### Task goal
The word "JSON" marks the lines to find; copy every such line from the data below.
Material provided: Begin
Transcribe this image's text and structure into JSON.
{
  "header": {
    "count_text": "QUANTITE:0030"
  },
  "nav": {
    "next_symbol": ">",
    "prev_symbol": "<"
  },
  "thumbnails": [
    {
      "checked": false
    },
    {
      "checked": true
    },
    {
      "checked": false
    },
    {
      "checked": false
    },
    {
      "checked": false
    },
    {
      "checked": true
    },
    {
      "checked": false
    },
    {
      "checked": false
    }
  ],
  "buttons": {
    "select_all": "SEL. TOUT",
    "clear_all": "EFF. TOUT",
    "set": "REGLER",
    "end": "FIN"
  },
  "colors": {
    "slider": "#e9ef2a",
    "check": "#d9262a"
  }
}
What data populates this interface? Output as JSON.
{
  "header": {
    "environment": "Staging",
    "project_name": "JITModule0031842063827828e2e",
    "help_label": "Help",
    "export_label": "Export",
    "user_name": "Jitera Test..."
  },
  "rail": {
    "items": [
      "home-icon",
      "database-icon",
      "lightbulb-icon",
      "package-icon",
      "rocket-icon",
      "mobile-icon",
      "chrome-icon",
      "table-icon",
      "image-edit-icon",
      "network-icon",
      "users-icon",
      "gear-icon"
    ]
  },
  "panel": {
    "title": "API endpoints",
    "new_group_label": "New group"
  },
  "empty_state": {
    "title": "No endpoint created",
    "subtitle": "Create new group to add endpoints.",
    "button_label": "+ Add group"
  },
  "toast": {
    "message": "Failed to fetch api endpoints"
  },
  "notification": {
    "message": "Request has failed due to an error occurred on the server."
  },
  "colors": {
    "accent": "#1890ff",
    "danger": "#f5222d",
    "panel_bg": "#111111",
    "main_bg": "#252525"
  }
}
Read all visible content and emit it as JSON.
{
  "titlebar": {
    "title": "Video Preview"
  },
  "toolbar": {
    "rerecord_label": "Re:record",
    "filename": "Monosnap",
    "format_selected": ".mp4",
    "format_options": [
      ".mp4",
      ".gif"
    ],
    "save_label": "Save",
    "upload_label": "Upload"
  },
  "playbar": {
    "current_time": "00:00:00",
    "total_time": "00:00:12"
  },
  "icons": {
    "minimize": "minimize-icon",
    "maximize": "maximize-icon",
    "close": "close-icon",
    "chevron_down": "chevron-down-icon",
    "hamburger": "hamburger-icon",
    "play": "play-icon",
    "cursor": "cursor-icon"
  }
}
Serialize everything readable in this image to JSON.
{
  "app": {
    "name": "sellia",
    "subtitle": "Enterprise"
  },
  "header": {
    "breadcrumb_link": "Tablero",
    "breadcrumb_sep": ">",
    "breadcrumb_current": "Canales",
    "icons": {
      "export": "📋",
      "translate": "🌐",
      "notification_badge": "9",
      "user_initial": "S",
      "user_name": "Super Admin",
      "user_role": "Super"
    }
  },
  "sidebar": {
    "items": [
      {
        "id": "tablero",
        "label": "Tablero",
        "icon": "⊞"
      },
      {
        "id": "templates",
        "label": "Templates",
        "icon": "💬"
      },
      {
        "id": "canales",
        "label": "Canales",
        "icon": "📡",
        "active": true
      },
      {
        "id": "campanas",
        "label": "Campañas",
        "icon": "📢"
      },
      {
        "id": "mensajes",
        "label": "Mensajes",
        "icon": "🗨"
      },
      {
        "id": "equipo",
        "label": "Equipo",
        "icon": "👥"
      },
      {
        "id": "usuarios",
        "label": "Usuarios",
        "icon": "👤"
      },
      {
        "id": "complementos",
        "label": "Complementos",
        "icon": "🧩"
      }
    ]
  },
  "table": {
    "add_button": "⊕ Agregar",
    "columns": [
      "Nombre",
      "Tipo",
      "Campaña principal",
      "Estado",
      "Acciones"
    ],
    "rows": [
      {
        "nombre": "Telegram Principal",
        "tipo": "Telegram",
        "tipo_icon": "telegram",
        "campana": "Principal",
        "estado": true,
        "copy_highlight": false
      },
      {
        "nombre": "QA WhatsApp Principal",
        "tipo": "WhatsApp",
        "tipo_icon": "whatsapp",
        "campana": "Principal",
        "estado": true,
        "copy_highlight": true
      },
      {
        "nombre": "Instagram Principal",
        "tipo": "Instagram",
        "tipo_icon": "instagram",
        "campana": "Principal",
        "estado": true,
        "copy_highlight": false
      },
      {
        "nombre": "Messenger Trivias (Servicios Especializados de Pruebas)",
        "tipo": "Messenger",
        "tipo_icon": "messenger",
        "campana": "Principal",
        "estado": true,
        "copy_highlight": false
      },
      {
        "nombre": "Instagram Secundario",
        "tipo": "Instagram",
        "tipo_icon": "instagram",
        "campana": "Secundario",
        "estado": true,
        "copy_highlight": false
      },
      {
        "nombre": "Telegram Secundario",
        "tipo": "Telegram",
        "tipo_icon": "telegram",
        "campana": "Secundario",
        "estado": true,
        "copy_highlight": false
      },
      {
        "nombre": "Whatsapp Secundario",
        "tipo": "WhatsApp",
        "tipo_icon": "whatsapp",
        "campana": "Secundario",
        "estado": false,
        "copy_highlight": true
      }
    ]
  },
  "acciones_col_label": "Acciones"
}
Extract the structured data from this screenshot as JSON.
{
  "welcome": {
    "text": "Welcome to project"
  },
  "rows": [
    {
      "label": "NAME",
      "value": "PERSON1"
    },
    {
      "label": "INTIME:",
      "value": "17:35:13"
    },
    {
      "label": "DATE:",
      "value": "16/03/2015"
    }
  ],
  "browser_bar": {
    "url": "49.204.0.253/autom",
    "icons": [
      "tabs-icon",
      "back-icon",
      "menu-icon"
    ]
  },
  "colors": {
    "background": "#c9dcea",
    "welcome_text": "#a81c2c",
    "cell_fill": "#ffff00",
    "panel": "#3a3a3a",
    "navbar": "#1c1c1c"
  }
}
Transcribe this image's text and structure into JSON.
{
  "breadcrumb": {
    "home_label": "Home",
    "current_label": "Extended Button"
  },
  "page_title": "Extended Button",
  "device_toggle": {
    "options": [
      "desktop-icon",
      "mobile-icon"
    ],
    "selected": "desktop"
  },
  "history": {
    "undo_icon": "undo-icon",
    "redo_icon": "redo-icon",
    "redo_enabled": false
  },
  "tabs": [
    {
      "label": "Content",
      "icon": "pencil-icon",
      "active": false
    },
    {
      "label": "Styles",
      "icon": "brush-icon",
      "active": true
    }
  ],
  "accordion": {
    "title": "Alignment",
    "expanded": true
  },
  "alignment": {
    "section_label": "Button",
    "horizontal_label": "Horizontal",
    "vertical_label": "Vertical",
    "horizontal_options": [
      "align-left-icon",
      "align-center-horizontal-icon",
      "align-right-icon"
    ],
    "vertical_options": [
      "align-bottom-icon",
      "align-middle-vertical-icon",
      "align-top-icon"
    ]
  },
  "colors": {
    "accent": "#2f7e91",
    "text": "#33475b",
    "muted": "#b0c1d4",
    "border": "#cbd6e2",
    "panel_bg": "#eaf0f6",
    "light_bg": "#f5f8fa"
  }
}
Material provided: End
### Answer
Transcribe this image's text and structure into JSON.
What data populates this interface? Output as JSON.
Read all visible content and emit it as JSON.
Serialize everything readable in this image to JSON.
Extract the structured data from this screenshot as JSON.
Transcribe this image's text and structure into JSON.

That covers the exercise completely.